(Items from an interface collection)
┌────────

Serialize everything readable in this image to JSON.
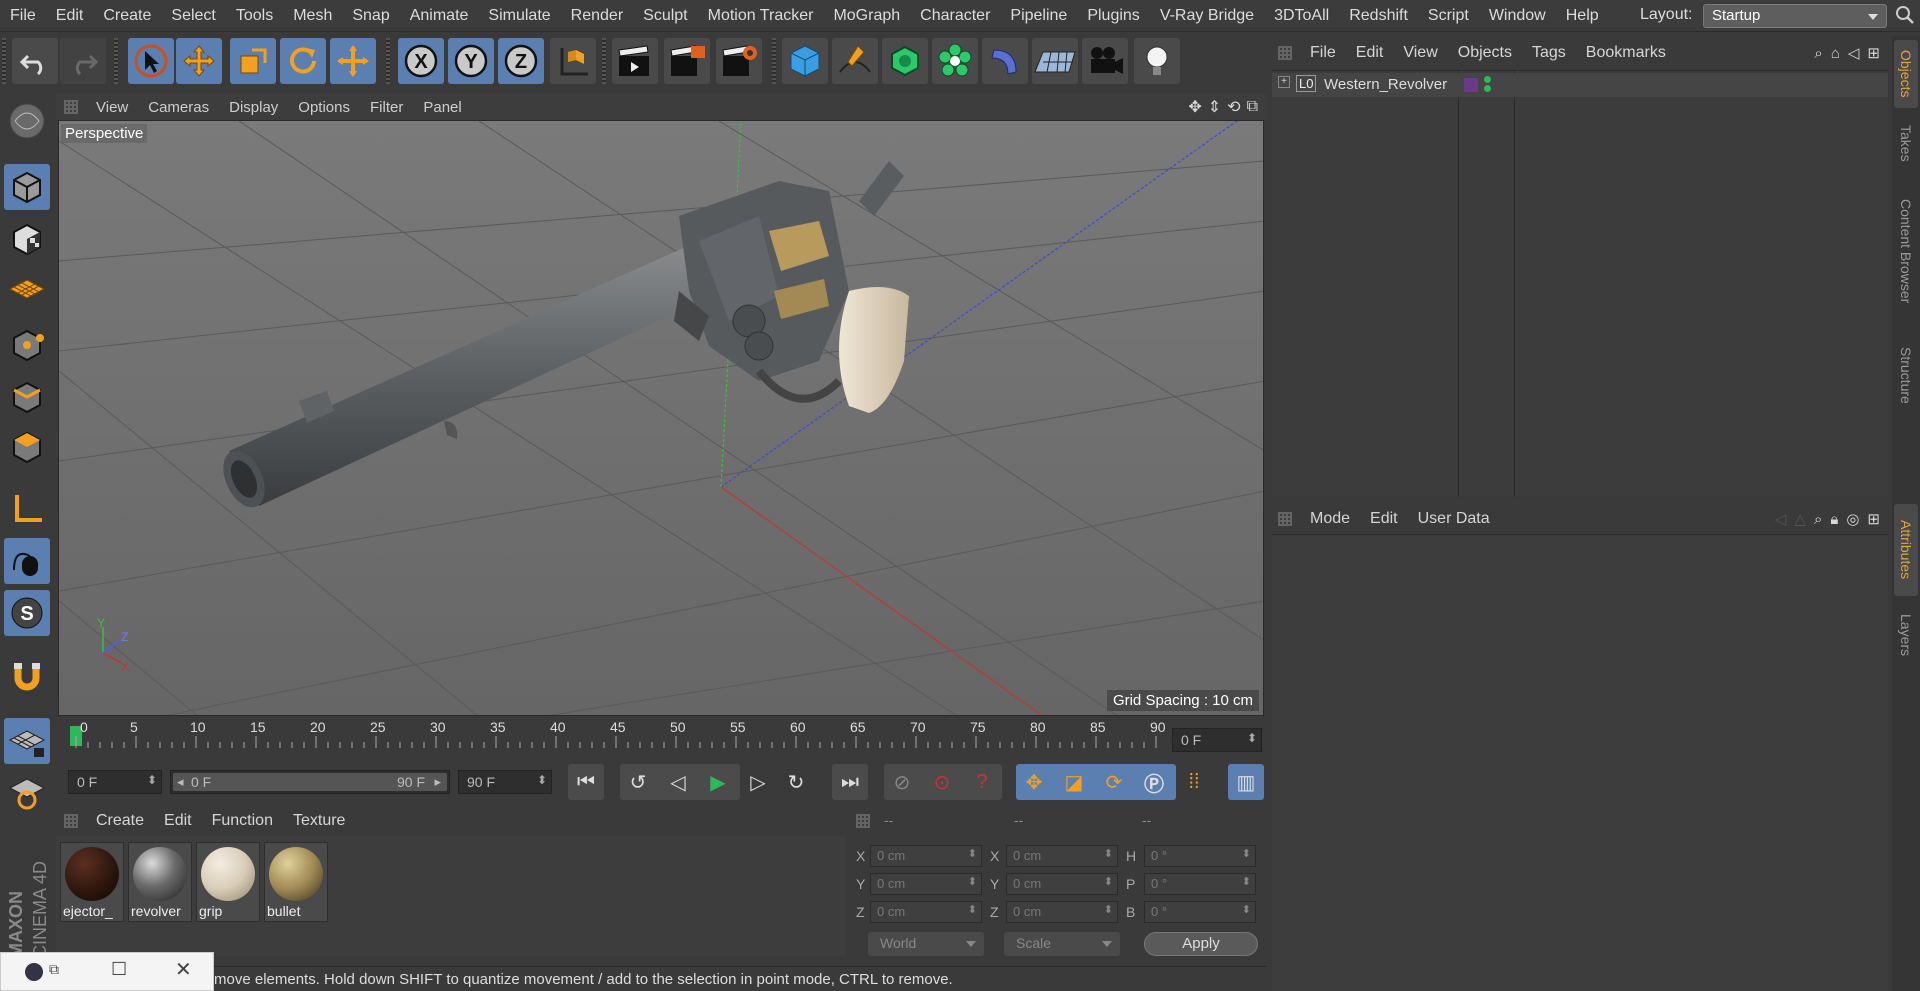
{
  "menubar": {
    "items": [
      "File",
      "Edit",
      "Create",
      "Select",
      "Tools",
      "Mesh",
      "Snap",
      "Animate",
      "Simulate",
      "Render",
      "Sculpt",
      "Motion Tracker",
      "MoGraph",
      "Character",
      "Pipeline",
      "Plugins",
      "V-Ray Bridge",
      "3DToAll",
      "Redshift",
      "Script",
      "Window",
      "Help"
    ],
    "layout_label": "Layout:",
    "layout_value": "Startup"
  },
  "toolbar": {
    "axis_x": "X",
    "axis_y": "Y",
    "axis_z": "Z"
  },
  "viewport": {
    "menu": [
      "View",
      "Cameras",
      "Display",
      "Options",
      "Filter",
      "Panel"
    ],
    "label": "Perspective",
    "grid_spacing": "Grid Spacing : 10 cm",
    "axis_labels": {
      "y": "Y",
      "z": "Z",
      "x": "X"
    }
  },
  "timeline": {
    "ticks": [
      "0",
      "5",
      "10",
      "15",
      "20",
      "25",
      "30",
      "35",
      "40",
      "45",
      "50",
      "55",
      "60",
      "65",
      "70",
      "75",
      "80",
      "85",
      "90"
    ],
    "current_frame": "0 F",
    "start_frame": "0 F",
    "range_start": "0 F",
    "range_end": "90 F",
    "end_frame": "90 F"
  },
  "materials": {
    "menu": [
      "Create",
      "Edit",
      "Function",
      "Texture"
    ],
    "items": [
      {
        "name": "ejector_",
        "color": "#2a150c"
      },
      {
        "name": "revolver",
        "color": "#6a6a6a"
      },
      {
        "name": "grip",
        "color": "#d9cdb8"
      },
      {
        "name": "bullet",
        "color": "#a08a55"
      }
    ]
  },
  "coordinates": {
    "headers": [
      "--",
      "--",
      "--"
    ],
    "rows": [
      {
        "l1": "X",
        "v1": "0 cm",
        "l2": "X",
        "v2": "0 cm",
        "l3": "H",
        "v3": "0 °"
      },
      {
        "l1": "Y",
        "v1": "0 cm",
        "l2": "Y",
        "v2": "0 cm",
        "l3": "P",
        "v3": "0 °"
      },
      {
        "l1": "Z",
        "v1": "0 cm",
        "l2": "Z",
        "v2": "0 cm",
        "l3": "B",
        "v3": "0 °"
      }
    ],
    "space": "World",
    "mode": "Scale",
    "apply": "Apply"
  },
  "status": {
    "text": "move elements. Hold down SHIFT to quantize movement / add to the selection in point mode, CTRL to remove."
  },
  "branding": {
    "line1": "MAXON",
    "line2": "CINEMA 4D"
  },
  "objects_panel": {
    "menu": [
      "File",
      "Edit",
      "View",
      "Objects",
      "Tags",
      "Bookmarks"
    ],
    "items": [
      {
        "name": "Western_Revolver"
      }
    ]
  },
  "attributes_panel": {
    "menu": [
      "Mode",
      "Edit",
      "User Data"
    ]
  },
  "right_tabs": {
    "top": [
      "Objects",
      "Takes",
      "Content Browser",
      "Structure"
    ],
    "bottom": [
      "Attributes",
      "Layers"
    ]
  },
  "colors": {
    "accent_blue": "#5b7fb0",
    "accent_orange": "#e8a33a",
    "axis_x": "#c0392b",
    "axis_y": "#3bbf3b",
    "axis_z": "#4a5cff"
  }
}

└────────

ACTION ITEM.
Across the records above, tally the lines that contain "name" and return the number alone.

ANSWER BELOW.
5